You can believe in destiny or not, but if you've followed the career of Ólafur Arnalds you must have always known this day would come. His compositions, already sounding like a sensitive soundtrack for stories that only happen in dreams, had, at some point, to be used for a picture, like the scores made by similar composers like Nico Muhly or Jóhann Jóhannsson. “Another Happy Day” isn't really an important film, it's an indie title for the Sundance and small festival circuit, the directing debut of young actor Sam Levinson, but it is one to start gaining experience with. Ólafur is young, too, hard- working, talented and with a bright future ahead. And, although we might think that everything had to lead up to this, his first score won't be his last, but the start of a period of professional fortune that, who knows, might end up in Hollywood.
The idea is not farfetched at all. Michael Nyman, one of the composers Ólafur Arnalds has been looking at the most, ended up there, albeit briefly, even winning an Oscar for “The Piano”. There's a lot of Nyman in the main theme, which surfaces first on “Autumn Day” and returns, with variations and different instrumentation, on “Lynn’s Theme”, reminiscent of the teary-eyed friction of the strings on “Wonderland”, one of the Brit's best soundtracks of his post-Greenaway and post-Champion era. But it would be unfair to reduce this record to that brief trace of a simple but well-found melody that sticks in your head: Arnalds' plasticity, his ability to express tenderness and to move, and even suggest suspense, is perfectly reflected in these eleven short pieces, almost miniatures (the longest one is “Everything Must Change”, exceptional with its six minutes of duration, even more so compared to “Through The Screen”, “Before The Calm” and aforementioned “ Lynn’s Theme”, which don't even reach the two-minute mark, with their crystalline pianos and violins swaying like branches in the wind), but which say everything there is to say regardless.

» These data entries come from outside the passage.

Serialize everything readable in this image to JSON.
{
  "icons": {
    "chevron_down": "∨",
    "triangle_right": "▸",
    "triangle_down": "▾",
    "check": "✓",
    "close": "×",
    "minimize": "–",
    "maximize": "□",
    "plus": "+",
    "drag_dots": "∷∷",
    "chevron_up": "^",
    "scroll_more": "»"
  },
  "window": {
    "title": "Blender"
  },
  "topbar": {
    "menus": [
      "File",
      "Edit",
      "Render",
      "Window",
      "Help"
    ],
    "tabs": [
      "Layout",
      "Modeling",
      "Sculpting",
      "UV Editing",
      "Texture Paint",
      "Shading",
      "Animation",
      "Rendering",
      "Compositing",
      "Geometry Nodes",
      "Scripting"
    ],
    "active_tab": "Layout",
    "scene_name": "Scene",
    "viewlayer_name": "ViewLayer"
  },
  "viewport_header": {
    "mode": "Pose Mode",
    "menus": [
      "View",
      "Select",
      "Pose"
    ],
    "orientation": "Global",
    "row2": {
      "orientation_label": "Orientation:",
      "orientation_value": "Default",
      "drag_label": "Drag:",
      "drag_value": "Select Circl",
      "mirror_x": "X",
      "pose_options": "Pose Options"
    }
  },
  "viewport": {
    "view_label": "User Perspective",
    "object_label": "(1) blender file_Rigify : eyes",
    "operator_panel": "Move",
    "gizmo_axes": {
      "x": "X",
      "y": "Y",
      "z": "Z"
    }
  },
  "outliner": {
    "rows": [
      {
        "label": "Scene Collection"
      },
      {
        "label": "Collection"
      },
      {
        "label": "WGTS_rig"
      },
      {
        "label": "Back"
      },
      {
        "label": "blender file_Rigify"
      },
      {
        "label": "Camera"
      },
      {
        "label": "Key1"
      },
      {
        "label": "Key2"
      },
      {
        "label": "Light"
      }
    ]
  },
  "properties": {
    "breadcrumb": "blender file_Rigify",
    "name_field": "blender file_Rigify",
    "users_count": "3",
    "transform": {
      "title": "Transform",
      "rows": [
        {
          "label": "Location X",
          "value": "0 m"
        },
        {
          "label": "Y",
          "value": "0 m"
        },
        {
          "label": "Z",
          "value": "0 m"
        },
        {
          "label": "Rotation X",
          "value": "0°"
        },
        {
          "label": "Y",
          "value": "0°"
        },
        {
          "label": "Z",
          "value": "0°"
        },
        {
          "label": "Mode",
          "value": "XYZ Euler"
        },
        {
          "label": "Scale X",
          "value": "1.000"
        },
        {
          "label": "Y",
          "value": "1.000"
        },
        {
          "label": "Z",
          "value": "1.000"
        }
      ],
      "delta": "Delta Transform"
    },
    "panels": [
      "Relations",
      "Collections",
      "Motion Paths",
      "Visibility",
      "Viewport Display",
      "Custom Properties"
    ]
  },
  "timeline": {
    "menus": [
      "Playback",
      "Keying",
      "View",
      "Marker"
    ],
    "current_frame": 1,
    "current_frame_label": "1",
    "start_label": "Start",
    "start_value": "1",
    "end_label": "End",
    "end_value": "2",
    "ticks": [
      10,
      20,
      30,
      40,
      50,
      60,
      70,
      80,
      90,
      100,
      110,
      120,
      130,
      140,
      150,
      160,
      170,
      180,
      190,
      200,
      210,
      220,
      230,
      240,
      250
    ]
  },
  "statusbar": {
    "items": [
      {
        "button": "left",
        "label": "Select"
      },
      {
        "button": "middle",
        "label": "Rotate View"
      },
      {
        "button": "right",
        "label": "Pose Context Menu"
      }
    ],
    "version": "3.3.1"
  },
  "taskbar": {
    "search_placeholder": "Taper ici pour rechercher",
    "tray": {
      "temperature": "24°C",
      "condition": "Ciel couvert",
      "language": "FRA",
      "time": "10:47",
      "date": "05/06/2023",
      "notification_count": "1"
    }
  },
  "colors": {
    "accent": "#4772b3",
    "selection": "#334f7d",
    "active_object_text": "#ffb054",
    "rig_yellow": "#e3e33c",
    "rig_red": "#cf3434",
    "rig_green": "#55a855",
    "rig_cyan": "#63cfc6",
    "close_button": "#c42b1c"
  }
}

Of all of Ólafur Arnalds' records, which are many and all of them valuable, his masterpiece might still be “…And They Have Escaped The Weight Of Darkness” (2010), much more ambitious and complete; compared to that, “Another Happy Day” is what it really is, a work on request, made with a deadline and according to the tone of the film. But the Icelandic genius manages two important things: first, he delivers the goods and shows he's able to do this kind of thing efficiently, and second and more importantly, he can do it without betraying his style, being lyrical and minimalist (and maintaining the moments of electronic and cold darkness that already appeared on some of his other works for Erased Tapes), establishing himself as a fine torch carrier of the Michael Nyman and Max Richter school, albeit maybe with more lyrical intentions, and reaching the same level as his peers with this form of classical music for pop ears.